Western dominoes are typically made with rectangular tiles, each bearing a number of spots (or “pips”) along one edge. The pips are normally in the form of dots, but sometimes they can be blank or have other patterns. The pips on the side of a domino can be used to represent numbers, letters, or other symbols. They can also have different colors on each side, adding to the visual appeal of a set.
The first dominoes appeared in the mid-18th century. They were originally called bones, cards, or men, but the name Domino was later adopted to honor a French priest named Alexandre-François Lemaire de Saint-Omer (1750-1824). In this sense of the word, it may have referred to a cape worn by a priest over his surplice.
A typical domino set has 21 rectangular tiles, each with six pips on each end. Larger sets can be obtained by combining the dominoes with other rectangular pieces, such as the “double-nine” or the “double-12.” These larger sets can be used for even more complicated games than those with the standard 21-piece set.
In general, each domino has a small amount of inertia, meaning it will resist movement until something pushes against it. When the first domino is pushed, it causes the next piece to fall over, and then the rest of the row. This is why it’s important to place the first domino in a strategic location!
When it comes to our own lives, the concept of domino is a powerful one. Often, when you make a change to your routine or habits, this will trigger a chain reaction that can affect other areas of your life as well. For example, when Admiral William H. McRaven started making his bed each morning, he was able to maintain a better overall home environment because of the habit.
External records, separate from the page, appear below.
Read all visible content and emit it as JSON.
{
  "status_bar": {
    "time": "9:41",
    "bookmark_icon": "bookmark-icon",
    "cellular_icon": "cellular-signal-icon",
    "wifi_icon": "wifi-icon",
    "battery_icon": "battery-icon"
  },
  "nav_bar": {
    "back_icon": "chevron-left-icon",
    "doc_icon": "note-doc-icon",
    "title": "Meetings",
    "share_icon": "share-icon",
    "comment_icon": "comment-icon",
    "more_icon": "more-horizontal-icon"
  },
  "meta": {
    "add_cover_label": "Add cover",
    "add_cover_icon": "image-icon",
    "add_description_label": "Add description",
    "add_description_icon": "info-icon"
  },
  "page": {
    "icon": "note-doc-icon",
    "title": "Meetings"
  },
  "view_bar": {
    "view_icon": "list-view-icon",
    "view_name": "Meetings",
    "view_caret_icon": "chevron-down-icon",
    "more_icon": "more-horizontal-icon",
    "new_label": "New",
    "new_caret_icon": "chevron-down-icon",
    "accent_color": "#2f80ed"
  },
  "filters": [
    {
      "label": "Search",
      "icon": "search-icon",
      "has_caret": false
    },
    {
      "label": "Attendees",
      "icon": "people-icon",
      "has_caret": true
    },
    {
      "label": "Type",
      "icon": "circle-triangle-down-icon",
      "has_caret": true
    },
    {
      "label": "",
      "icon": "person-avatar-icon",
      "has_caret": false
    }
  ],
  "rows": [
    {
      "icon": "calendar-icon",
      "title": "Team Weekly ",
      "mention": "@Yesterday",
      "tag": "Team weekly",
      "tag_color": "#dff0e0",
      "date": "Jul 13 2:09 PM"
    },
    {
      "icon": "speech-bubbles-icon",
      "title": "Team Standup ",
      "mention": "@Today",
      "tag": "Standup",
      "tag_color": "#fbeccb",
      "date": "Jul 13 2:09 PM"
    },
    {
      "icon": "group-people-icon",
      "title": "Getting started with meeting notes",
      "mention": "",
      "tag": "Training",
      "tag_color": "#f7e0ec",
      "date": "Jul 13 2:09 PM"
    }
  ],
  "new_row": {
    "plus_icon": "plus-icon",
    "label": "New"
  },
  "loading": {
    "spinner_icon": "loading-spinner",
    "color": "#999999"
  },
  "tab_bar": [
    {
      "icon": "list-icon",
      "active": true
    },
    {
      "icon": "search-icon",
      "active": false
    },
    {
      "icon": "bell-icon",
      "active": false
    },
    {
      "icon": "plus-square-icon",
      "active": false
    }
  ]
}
The same principle can be applied to the business world. For example, when Domino’s began to focus on speed of delivery, this led to the introduction of their 30-minute guarantee in 1984. Although this was an effective strategy to distinguish themselves from competitors, it eventually led to dangerous conditions for Domino’s drivers, including a number of accidents that resulted in injuries and even fatalities. This ultimately lead to Domino’s phasing out the guarantee in 1993. In the years since, Domino’s has worked to improve driver safety through training and technology.